Thursday, November 10, 2011

It's about more than an Aisle

A couple weeks ago, here at the church the phone rang and a young woman began a tale of being baptized in our church, how her brother had been married here and her family had gone here. HAD.

And how important it was to reconnect with this church. Oh, and she is engaged.

After listening politely I asked if either she or her beloved currently were a part of the congregation. They are not. I thoughtfully explained the wish of the congregation that one of them be a part of the congregation. (Lovely church that we are we don't just offer the loveliness for hire). I asked if she and her beloved were thinking of becoming a part of our church. "We could" she said. Not a ringing endorsement, but I offered to meet with the two of them face to face to talk about it all. Told her of the times for worship and encouraged her/them to come and be a part of worship here.

And that was all that transpired til today. They arrived and we all settled in. I asked again about their situation and learned the woman's Mom lives a few blocks away. "Have I met her?" I wondered. No, I was told, because she doesn't get out much and doesn't come here anymore. I renewed exploration of whether the couple was intending to be connected with this church. Well, there was the issue that they live about 25 minutes away. And he has mandatory Sundays at work. When I asked about her schedule, he offered she did not work Sundays. And she quickly corrected him that she could have to and sometimes she did. Hmmm.

While recognizing the sentimental connection to this church I wondered aloud if maybe another church closer to them might offer them a faith community they could connect with.
Silence. If it had been night time I might have heard crickets.

Well, then, can you tell me why having a wedding in a church is important? After all, marriages can happen anywhere and lots of people can officiate. And she blurted out:


Well, there you have it.

I offered that there are many places which offer the chance to walk down an aisle. That the reason to be married in the church is that you believe that God is central to your life. That a religious ceremony offers- this is where the man chimes in- " God's blessing in your marriage." Exactly.

We really do offer more than an aisle or great pictures or a sentimental moment. We offer community. It starts when we meet for a few times and talk about the strengths of your relationship and the challenges you might face. And we offer people who will walk with you.

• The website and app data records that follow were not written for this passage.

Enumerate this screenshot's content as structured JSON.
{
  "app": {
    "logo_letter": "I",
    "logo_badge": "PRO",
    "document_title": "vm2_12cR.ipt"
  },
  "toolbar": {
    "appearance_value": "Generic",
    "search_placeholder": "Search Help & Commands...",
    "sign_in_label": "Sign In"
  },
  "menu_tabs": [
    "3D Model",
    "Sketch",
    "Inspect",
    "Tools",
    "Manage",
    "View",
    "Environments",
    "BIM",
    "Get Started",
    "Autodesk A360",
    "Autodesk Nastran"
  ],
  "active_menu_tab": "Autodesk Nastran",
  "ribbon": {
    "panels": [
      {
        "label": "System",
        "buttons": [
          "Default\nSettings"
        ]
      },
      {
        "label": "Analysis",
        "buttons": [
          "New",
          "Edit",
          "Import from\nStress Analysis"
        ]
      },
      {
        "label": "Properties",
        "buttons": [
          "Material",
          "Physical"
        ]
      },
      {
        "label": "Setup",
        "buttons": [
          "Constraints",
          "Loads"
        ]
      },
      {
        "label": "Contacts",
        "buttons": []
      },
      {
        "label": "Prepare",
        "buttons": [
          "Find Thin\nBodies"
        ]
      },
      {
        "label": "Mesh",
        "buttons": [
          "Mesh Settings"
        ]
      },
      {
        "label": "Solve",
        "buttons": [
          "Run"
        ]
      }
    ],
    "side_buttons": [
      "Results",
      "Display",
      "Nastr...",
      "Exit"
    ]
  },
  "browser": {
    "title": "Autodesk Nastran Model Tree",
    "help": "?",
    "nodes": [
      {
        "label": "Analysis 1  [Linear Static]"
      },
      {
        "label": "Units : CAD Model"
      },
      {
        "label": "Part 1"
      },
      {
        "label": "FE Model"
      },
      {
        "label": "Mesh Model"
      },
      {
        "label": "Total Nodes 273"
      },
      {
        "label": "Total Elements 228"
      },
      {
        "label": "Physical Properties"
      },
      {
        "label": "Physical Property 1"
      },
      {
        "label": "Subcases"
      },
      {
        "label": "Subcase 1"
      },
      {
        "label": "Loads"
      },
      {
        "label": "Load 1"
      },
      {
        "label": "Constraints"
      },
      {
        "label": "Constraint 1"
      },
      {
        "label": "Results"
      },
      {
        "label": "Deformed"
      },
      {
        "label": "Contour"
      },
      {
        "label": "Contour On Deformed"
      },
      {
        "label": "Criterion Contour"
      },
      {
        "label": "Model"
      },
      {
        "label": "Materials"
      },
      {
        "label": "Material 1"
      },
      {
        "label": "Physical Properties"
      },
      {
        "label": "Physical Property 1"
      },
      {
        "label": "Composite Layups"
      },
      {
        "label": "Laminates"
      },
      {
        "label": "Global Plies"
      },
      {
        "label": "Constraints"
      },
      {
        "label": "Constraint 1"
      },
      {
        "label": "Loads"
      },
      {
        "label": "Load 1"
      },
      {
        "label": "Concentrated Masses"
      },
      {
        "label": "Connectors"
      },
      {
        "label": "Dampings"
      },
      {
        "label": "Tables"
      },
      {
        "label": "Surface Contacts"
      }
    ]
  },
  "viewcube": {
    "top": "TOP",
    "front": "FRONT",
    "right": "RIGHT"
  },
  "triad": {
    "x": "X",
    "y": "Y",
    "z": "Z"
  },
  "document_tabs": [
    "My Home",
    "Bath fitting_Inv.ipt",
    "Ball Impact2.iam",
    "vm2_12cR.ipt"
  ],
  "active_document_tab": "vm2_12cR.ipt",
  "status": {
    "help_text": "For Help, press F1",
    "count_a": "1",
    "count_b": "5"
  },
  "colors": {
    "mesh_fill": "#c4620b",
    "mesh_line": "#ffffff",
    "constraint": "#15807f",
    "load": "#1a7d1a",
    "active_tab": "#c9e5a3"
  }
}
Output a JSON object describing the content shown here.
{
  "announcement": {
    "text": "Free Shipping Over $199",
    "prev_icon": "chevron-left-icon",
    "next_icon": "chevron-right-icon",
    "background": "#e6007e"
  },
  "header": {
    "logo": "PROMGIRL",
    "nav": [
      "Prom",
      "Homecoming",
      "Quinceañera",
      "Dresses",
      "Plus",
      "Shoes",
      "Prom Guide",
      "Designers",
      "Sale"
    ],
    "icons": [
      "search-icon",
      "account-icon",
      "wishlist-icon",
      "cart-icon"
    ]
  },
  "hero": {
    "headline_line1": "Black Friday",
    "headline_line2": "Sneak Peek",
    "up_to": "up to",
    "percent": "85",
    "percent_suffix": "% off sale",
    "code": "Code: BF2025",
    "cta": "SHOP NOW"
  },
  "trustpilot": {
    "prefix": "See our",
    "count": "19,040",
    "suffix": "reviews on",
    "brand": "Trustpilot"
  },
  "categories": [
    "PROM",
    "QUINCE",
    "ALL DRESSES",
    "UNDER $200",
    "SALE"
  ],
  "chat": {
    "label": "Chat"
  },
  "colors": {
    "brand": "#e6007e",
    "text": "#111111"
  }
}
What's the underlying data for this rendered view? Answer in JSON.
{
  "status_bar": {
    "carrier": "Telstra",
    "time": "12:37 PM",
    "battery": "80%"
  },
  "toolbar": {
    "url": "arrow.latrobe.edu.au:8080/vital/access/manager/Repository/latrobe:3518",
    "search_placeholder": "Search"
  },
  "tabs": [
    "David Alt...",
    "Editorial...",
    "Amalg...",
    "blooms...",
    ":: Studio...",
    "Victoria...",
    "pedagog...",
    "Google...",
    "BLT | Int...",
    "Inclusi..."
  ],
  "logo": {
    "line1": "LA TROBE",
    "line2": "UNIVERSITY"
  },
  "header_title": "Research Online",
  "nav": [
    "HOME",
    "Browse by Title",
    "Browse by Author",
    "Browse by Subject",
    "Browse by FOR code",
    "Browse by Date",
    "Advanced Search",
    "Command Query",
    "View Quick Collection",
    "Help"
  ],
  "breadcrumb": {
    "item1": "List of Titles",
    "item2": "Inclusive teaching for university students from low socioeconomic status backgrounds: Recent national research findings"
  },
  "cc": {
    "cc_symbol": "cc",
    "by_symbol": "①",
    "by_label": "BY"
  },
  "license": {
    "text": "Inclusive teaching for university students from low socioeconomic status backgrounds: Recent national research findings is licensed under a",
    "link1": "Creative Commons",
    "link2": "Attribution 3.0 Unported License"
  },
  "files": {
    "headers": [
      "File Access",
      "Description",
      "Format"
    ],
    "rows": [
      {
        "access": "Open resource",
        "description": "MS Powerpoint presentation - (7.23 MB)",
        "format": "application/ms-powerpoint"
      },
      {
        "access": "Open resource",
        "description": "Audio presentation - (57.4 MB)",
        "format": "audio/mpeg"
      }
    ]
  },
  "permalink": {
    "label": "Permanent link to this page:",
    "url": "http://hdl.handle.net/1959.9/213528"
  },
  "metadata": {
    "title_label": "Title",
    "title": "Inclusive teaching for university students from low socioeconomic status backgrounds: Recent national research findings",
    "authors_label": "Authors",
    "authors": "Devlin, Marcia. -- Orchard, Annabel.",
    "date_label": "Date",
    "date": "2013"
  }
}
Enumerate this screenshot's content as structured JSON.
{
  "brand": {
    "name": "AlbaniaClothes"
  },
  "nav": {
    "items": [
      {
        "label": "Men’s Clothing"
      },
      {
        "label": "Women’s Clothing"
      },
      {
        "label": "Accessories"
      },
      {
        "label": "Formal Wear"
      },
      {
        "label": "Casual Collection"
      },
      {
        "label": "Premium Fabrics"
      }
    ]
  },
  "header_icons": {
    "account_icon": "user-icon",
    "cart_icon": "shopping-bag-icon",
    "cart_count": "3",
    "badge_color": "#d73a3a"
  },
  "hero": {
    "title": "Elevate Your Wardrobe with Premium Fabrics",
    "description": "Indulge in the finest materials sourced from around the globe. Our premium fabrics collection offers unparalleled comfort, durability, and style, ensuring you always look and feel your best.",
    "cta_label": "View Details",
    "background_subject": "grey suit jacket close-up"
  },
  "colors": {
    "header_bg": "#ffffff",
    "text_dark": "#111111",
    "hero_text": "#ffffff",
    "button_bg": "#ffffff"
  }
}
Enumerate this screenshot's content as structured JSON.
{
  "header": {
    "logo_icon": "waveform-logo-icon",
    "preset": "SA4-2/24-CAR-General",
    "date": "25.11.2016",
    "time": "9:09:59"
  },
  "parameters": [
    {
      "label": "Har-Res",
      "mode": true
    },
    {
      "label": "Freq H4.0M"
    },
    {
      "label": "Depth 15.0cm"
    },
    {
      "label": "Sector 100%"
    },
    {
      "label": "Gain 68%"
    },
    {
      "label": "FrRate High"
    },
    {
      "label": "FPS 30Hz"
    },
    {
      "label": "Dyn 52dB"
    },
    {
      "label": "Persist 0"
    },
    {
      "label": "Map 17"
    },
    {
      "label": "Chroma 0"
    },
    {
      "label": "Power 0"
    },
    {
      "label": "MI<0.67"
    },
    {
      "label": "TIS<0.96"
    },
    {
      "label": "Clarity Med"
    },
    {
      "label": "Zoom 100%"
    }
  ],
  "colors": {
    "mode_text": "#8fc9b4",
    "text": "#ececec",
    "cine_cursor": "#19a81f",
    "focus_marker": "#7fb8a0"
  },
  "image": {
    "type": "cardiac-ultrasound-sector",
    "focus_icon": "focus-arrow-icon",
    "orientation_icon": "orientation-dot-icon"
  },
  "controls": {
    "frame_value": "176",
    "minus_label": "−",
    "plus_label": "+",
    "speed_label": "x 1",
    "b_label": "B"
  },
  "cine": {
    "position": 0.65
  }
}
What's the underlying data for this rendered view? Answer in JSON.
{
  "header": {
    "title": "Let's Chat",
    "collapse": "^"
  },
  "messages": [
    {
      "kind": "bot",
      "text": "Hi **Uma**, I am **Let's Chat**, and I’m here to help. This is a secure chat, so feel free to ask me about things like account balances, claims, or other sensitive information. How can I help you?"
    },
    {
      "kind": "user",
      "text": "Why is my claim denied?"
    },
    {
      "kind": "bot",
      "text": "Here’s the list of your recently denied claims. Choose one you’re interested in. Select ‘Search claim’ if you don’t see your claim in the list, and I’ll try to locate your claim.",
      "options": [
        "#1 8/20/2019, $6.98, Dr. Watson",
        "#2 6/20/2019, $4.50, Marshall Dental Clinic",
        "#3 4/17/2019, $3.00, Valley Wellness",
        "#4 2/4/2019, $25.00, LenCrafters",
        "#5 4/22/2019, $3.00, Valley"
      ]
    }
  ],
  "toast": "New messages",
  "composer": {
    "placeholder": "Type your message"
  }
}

And we offer help growing in what it means to be a follower of Christ and how that shapes our doing and being. It's not about being legalistic. It's about being centered in something and someone greater.

I can't make that be important to you. But I can tell you we believe it is important. So if you want to think about what's been said and discuss it, know that I am open to continuing to talk and explore all of these things but that takes getting together face to face because relationships deserve that.

SO she looks at him and says- "I don't know what do you think?" He defers and says that this is really her decision. "Oh fine, put it on me! That way when you don't like it, it was my idea!" OK. I encouraged them to take time and talk, when they can do it without me sitting there. Let me know. I am here.

I don't think we'll see each other again, but based upon my twenty minutes today, I really do hope they take their time. Because while I regret to inform them that we are about more than an aisle. So is marriage.


Jeri Culbertson said...

I find it interesting the way some people (and I know a few) look at the church as a "backdrop" rather than see it as the solid foundation on which to start your new life together. Let alone the foundation you need to get through life's daily challenges. I hope this couple finds their way and may it be with a solid relationship with God.

Bill C said...

What a great example of pastoral care and leadership! Thanks for sharing so that other might learn. Indeed you are a blessing, whether or not they recognize it.

Anonymous said...

Kudos on being managing both grace and tact without hedging on the principle of 'Church.' I wrestle with this one a lot (but only abstractly, so far). As you say, we can't make it important to them, but we do have to say that it is important. Perhaps our next job is explaining to ourselves why it is important... Thanks for sharing this bit of wisdom :)